To me, Malcolm’s death exists as a personal tragedy. Regardless, Malcolm’s death is not the tragedy. At least, Malcolm’s death is not the tragedy that White people make it out to be — a tragedy that he died before he could contribute more to the civil rights movement as a moderate, and a tragedy that he spent most of the activist chapter of his life as a militant. Dear reader, please understand that the true tragedy is that of the Black man in America. True tragedies occur not in an instant but in perpetuity.
Saddened as I am to think of Malcolm’s death before his time, and saddened as White people may be to think of Malcolm’s death before he could continue as a moderate, we must view Malcolm’s life in full. Malcolm did not become valid in 1964. Malcolm was always valid. The angers, frustrations, and struggles of all adherents to the Nation of Islam were always valid. Those of Black people have always been valid. Before us exists not two competing answers but two competing questions, the more important of which is, “Why must people of color suffer in this way?” In spite of the varying degrees of “radicalism” to the proposed resolutions to racism in America, focus must always lay on the feelings of the oppressed and the reasons for the oppressed to propose any resolutions in the first place.
Real White understanding starts with the recognition that the anger held by Malcolm and all of the Black people in the Nation of Islam was righteous anger. See that it was the same righteous indignation held by Dr. King, the nonviolent protestors, all other sects of the civil rights movement, and every Black person in America and the Western world.
Stacey Abrams, widely credited as one of the most important figures in recent American politics, once said, “If they didn’t want us to be quiet, they wouldn’t be working so hard to shut us up.” Full voting rights and political agency have long been sought by the Black American and the American of color. At each advance upsprings a new fountain of obstacles. Poll taxes, literacy tests, and voucher systems met the Fifteenth Amendment. Gerrymandering, voter ID laws, and “throwing away your umbrella in a rainstorm because you are not getting wet” met the Voting Rights Act of 1965. Nonetheless, today, news of the Census Bureau director’s resignation popped into my notification inbox. Effectively rebuked was the pressure to rush to deliver the 2020 census data, regardless of potential inaccuracies, to the outgoing administration while time still remains to exclude undocumented immigrants from the official count and therefore heavily affect redistricting in an unprecedented way.
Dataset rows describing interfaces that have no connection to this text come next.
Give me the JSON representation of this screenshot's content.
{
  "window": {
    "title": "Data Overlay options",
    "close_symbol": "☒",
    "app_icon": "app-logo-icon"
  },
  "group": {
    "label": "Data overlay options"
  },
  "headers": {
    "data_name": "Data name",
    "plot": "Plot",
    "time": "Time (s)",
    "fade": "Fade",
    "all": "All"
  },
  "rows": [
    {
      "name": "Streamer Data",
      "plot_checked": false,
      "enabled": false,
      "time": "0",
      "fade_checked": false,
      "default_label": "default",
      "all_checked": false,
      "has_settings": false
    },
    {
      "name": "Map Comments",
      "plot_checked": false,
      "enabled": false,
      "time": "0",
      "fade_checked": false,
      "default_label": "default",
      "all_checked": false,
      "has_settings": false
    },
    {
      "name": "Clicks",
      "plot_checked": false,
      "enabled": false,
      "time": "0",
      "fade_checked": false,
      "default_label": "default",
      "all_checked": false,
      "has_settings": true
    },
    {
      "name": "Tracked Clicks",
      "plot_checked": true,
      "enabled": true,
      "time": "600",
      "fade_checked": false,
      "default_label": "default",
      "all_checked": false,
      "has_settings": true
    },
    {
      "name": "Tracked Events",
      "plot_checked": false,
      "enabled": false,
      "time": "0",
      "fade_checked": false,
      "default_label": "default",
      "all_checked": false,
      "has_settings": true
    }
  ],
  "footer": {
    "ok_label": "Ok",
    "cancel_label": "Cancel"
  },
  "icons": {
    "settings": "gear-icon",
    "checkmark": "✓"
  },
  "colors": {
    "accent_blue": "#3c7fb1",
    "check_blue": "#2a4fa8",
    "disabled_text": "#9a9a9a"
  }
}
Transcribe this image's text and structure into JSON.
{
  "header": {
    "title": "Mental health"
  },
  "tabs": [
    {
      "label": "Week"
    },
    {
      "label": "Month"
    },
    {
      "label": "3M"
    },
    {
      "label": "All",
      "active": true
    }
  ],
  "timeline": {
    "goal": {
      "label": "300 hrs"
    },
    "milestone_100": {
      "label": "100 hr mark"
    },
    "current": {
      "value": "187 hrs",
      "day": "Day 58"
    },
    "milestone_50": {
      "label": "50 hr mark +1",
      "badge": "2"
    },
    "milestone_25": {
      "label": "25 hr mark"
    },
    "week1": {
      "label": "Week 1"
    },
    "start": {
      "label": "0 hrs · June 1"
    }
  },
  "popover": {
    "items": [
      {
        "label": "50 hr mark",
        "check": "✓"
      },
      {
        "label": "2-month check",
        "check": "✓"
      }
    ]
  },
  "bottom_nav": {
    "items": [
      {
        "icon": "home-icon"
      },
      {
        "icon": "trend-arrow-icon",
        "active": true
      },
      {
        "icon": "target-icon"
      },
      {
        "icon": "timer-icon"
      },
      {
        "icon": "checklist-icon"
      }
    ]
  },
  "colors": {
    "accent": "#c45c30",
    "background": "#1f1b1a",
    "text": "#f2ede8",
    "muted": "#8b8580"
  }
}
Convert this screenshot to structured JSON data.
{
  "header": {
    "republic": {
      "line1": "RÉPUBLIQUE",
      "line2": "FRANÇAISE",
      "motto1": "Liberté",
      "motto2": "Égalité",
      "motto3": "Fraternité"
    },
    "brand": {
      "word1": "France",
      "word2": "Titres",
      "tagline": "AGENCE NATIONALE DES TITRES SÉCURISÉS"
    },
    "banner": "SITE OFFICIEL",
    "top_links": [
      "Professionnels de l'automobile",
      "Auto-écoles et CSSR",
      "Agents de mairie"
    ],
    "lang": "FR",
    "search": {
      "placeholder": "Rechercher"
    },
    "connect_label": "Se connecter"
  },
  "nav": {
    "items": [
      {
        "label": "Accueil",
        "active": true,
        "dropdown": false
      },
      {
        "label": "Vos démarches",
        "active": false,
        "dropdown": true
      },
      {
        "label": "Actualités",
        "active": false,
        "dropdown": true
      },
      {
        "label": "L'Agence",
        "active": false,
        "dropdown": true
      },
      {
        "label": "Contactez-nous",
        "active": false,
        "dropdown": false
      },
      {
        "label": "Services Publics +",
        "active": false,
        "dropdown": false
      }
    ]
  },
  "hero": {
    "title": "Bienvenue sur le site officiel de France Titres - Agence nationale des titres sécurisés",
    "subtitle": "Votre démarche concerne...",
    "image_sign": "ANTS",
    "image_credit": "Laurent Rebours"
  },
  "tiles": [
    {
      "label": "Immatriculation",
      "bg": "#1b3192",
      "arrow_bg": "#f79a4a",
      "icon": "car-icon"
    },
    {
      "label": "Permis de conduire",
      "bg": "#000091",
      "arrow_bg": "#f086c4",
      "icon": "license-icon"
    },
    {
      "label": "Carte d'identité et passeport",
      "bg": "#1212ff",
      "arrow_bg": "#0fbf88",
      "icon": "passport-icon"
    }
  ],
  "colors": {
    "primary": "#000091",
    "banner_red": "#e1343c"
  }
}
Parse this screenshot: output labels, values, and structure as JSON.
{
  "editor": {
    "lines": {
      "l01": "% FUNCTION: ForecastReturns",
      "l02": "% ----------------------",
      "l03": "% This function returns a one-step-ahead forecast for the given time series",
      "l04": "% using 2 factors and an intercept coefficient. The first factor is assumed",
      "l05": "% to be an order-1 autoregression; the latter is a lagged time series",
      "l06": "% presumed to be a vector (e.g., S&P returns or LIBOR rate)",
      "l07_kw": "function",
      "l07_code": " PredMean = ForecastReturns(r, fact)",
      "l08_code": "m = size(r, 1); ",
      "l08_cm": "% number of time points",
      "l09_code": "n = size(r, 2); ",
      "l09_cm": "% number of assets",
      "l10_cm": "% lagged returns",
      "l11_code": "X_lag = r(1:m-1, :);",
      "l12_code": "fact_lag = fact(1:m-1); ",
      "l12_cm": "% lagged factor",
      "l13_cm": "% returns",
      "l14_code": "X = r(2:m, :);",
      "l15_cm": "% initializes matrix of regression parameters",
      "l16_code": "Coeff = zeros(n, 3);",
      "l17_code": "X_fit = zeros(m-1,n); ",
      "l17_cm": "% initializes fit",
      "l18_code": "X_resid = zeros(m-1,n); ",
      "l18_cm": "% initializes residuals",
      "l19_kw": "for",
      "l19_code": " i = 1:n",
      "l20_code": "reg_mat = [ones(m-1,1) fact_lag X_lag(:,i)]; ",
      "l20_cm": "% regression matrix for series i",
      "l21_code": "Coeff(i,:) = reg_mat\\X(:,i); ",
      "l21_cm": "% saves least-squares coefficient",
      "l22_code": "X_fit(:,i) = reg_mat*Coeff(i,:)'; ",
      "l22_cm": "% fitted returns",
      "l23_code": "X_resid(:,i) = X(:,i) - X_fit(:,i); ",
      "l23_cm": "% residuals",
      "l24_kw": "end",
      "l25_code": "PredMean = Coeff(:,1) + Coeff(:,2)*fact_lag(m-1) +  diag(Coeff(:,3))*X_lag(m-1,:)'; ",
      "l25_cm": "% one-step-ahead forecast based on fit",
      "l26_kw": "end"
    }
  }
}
On this holiday, many residents of this nation breathe a sigh of relief.
It is okay to have hope, and it is okay to have anger.